In Brief

APA's Teachers of Psychology in Secondary Schools (TOPSS) recently revised its publication on national standards for high school psychology curricula to include more materials on ethnic and cultural diversity and to take into account recent scientific advances, particularly in cognition and memory areas.

The standards, first adopted by APA in 1999, serve as a road map for high school psychology teachers or others responsible for the development of psychology curricula at the secondary school level. The standards emphasize the scientific basis of psychology and are divided into five domains-methods, biopsychological, developmental, cognitive, and individual and group behavior. Content and performance standards guide teachers in designing instruction. The standards include sample lesson plans, learning objectives and recommendations for student learning assessment.

The revised standards include greater diversity of gender, race and ethnicity, and sexual orientation, says Amy Fineburg, past-chair of TOPSS and a psychology teacher at Spain Park High School in Birmingham, Ala. For example, a section about lifespan development now addresses issues related to aging and a section on the treatment of psychological disorders now addresses multicultural competence.

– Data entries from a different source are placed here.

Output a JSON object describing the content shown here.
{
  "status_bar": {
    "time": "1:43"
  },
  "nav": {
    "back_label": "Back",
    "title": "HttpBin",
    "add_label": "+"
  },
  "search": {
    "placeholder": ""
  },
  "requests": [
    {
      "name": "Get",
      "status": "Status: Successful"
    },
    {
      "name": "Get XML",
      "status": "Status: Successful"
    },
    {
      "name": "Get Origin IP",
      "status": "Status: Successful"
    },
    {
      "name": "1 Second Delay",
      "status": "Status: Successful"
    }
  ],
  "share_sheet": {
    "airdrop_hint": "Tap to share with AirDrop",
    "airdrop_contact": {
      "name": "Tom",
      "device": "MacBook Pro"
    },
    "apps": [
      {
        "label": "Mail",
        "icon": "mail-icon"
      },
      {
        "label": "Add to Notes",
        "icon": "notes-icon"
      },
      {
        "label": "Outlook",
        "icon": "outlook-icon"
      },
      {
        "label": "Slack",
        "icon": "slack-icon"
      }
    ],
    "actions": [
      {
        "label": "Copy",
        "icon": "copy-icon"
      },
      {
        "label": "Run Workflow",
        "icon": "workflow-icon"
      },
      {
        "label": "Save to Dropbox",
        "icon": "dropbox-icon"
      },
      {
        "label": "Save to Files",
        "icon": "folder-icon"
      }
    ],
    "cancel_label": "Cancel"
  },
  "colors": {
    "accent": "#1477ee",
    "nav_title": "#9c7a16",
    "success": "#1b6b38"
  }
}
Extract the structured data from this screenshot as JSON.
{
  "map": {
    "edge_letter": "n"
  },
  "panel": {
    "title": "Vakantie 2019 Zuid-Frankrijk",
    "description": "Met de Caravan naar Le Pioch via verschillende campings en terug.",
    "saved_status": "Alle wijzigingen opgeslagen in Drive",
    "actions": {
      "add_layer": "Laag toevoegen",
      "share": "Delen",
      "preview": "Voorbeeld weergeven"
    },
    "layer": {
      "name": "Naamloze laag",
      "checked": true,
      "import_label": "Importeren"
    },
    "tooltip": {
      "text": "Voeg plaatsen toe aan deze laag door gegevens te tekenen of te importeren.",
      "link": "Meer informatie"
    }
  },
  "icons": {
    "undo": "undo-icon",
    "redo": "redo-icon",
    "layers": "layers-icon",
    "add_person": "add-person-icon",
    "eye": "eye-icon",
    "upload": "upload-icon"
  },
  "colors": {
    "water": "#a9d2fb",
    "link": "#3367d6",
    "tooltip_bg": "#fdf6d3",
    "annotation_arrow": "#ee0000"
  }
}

"We wanted to make sure all those different areas were reflected in the standards to reflect the current thinking and trends in the field," Fineburg says.

Other changes include:

  • Updating the cognitive psychology domain, particularly the memory area, which includes standards on encoding and on sensory, working and long-term memory. For example, the revised standards now include information on the processes that lead to memory inaccuracies.

  • Changing the document name from the "National Standards for the Teaching of High School Psychology" to the "National Standards for High School Psychology Curricula," since the standards were created to provide guidelines on psychology curricula, not teaching, per se.

  • Shifting two of the standard areas-individual differences, and personality and assessment-from the sociocultural domain to the cognitive and developmental domains, respectively.

  • Renaming the original "clinical and sociocultural" domain. TOPPS members believe the new name, "variations in individual and group behavior," better reflects the domain's content.

Two consecutive TOPSS Task Forces on High School Standards-each made up of three high school teachers and one college faculty representative-were charged with revising the standards. The revision process began in 2001 when task force members solicited recommendations from APA directorates, boards, divisions and committees and from experts in each of the domain areas.

"The standards keep high school psychology from becoming a self-help course or mental hygiene course and more of a reflection of what psychology is," Fineburg says.

TOPSS, which plans to revise the standards on a seven-year cycle, will begin requesting comments from APA divisions and organizations this fall for its next revision of the standards.

For other updates to the document and a listing of the task force members who updated them, visit TOPPS Standards.

- M. Dittmann Tracey